To ensure B.C.’s trick-or-treaters do not get an unintended surprise this Halloween, parents and caregivers should be alert and check their little ghost’s or goblin’s candy and treats to ensure no cannabis products were accidentally handed out.
"We count on parents and all those who choose to consume cannabis to help keep kids safe. Illegal cannabis often comes in bright and colourful packaging designed to look like popular candy that kids love to get this time of year," said Mike Farnworth, Minister of Public Safety and Solicitor General. “It is also important to remember that legal cannabis products can still be attractive to children, and it’s critical for people to put away, lock up and safely store any cannabis products they may have been using – especially edible varieties that could look enticing to young children.”
The dangers posed to young people by illegal, colourful packaging are frequently compounded by a high THC concentration in the unregulated product. All legal cannabis producers must follow strict packaging and labelling rules to ensure products do not appeal to children and youth.

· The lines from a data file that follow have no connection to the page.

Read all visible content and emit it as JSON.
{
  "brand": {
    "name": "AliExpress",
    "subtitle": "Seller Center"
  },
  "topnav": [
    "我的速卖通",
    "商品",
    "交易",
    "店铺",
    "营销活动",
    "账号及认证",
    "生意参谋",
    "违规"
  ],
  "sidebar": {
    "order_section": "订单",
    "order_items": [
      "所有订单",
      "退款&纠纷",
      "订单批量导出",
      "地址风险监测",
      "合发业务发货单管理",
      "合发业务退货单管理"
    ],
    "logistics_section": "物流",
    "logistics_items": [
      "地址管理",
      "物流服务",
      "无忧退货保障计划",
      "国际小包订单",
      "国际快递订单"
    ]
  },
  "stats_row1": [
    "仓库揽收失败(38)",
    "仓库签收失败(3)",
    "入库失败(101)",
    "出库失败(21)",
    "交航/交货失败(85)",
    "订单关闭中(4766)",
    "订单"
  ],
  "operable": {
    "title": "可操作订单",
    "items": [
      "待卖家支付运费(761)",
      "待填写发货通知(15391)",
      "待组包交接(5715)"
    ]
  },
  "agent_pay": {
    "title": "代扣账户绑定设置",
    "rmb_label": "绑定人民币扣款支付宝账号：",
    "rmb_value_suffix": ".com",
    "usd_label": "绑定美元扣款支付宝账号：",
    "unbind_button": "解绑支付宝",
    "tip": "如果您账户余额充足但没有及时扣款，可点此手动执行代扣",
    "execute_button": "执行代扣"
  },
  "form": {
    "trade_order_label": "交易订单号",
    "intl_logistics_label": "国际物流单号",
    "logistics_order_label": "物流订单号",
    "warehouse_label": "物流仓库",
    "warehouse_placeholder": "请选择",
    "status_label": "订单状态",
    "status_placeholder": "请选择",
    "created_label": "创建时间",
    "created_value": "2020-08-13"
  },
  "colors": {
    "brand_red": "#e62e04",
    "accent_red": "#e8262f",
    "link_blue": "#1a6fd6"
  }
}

In British Columbia, only adults 19 and older may purchase, possess and consume non-medical cannabis products. Strict penalties are in place for those who sell or provide these products to minors.
It is also important that partygoers plan a safe ride home if they will be consuming cannabis or alcohol as part of Halloween celebrations.
- Since Canada legalized non-medical cannabis in October 2018, B.C. has implemented a zero-tolerance framework for specific drugs, including cannabis for new drivers in the Graduated Licensing Program.
- The Province has extended administrative driving prohibitions to cover drug-affected driving.
Government of Canada’s public advisory about accidental ingestion of illegal copy-cat cannabis products:
B.C. study on Chemical Analysis of Illicit Cannabis:
Impaired driving laws in B.C.:
Cannabis regulation in B.C.: